Tuesday, July 28, 2009

Possible Contract Structure for Mike Vick

With Michael Vick’s conditional reinstatement, the question is now what club will take a chance on him. Clearly, the question marks that revolve around Vick are what type of player is he today, given that he hasn’t played in the NFL since 2006, and then, from a PR standpoint, how is the fan base going to react to a Vick signing. That said, it’s inevitable that a club is going to take a flyer on Vick, the talent of his past is too enticing for a club not to.

The structuring of a Vick contract is an intriguing dilemma. On one hand, you want to guard against Vick being washed up; while at the same time serving your best interest if Vick doesn’t skip a beat and returns to his Pro Bowl form.

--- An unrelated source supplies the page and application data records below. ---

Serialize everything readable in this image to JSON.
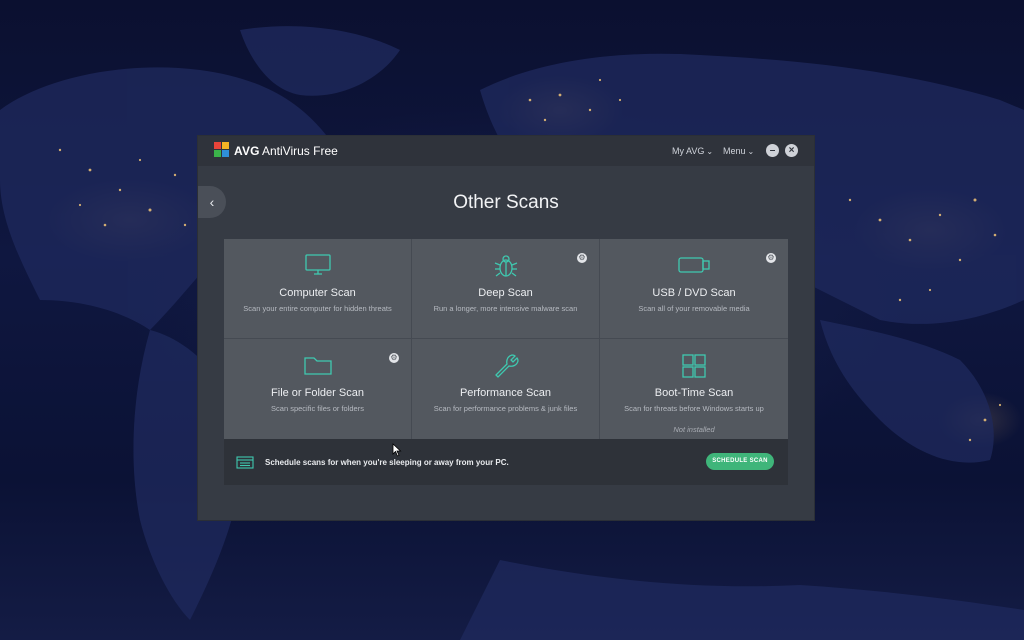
{
  "app": {
    "brand": "AVG",
    "product": "AntiVirus Free",
    "menu_my_avg": "My AVG",
    "menu_menu": "Menu"
  },
  "page": {
    "title": "Other Scans"
  },
  "tiles": [
    {
      "name": "Computer Scan",
      "desc": "Scan your entire computer for hidden threats",
      "icon": "monitor-icon",
      "settings": false,
      "note": ""
    },
    {
      "name": "Deep Scan",
      "desc": "Run a longer, more intensive malware scan",
      "icon": "bug-icon",
      "settings": true,
      "note": ""
    },
    {
      "name": "USB / DVD Scan",
      "desc": "Scan all of your removable media",
      "icon": "usb-drive-icon",
      "settings": true,
      "note": ""
    },
    {
      "name": "File or Folder Scan",
      "desc": "Scan specific files or folders",
      "icon": "folder-icon",
      "settings": true,
      "note": ""
    },
    {
      "name": "Performance Scan",
      "desc": "Scan for performance problems & junk files",
      "icon": "wrench-icon",
      "settings": false,
      "note": ""
    },
    {
      "name": "Boot-Time Scan",
      "desc": "Scan for threats before Windows starts up",
      "icon": "windows-icon",
      "settings": false,
      "note": "Not installed"
    }
  ],
  "schedule": {
    "text": "Schedule scans for when you're sleeping or away from your PC.",
    "button": "SCHEDULE SCAN"
  },
  "colors": {
    "accent": "#3fb57a",
    "tile": "#53585f",
    "window": "#363b44"
  }
}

Without talking about the dollar amounts, one way a Vick contract could be structured is similar to that of the contract signed by Saints quarterback Drew Brees when he arrived in New Orleans. Remember when Brees came to New Orleans in 2006, he was coming off a shoulder injury suffered in his final game as a Charger in 2005. The injury required surgery and five months of rehab. It was under those circumstances that Brees signed a one year contract with an option for five additional years. The spirit of this structure was for Brees to prove in 2006 that he was fully recovered from the shoulder injury and capable of being the franchise quarterback that they had hoped for, which would in turn lead the Saints to pay Brees’ 2nd year Option Bonus amount. However, if Brees proved to not be the same quarterback he had been, then the Saints simply would not exercise the Option for the additional five years, resulting in Brees becoming a free agent after one season in New Orleans. In terms of how this structure impacted Brees’ compensation, he was paid an $8 million signing bonus, a 2006 salary of $1.9 million, and a $100,000 workout bonus, meaning if the Saints chose to walk away after 2006, Brees would have cost them $10 million. However, if the Saints chose to exercise the option, they would pay Brees a 2nd year Option bonus of $12 million and have him under contract for an additional five years.

In the case of Vick, you have a player, who, due to incarceration and not injury, has been away from the game for two seasons. However, similar to Brees, Vick has to prove he still has the ability to be a starting quarterback in this league. That said, it would not be far-fetched to think that a club would want to structure a “prove it” contract for Vick that allows the team to try the “Mike Vick experiment” for one year, without obligating them contractually or financially for an extended amount of time. If Vick proves that he still has it, then, similar to the Brees deal, Vick’s contract could be structured to include an Option bonus that compensates him as a starting quarterback and contractually binds him to a team for multiple seasons. Regarding that Option bonus, clubs are unable to collect forfeiture on Option bonuses paid to players who default on their contract. Given this dynamic, clubs now insert language into their bonus language that allows the club to convert this option bonus to signing bonus, as clubs can collect forfeiture on signing bonus amounts in the event of default.

In the case of Brees, his bonus money of $20 million was split 40-60, $8 million in signing bonus (40% of bonus money) and $12 million in Option bonus (60% of bonus money). Given the Vick circumstances, maybe his split is 25-75 or even less, but this structure allows a club to keep its options open.

No comments:

Post a Comment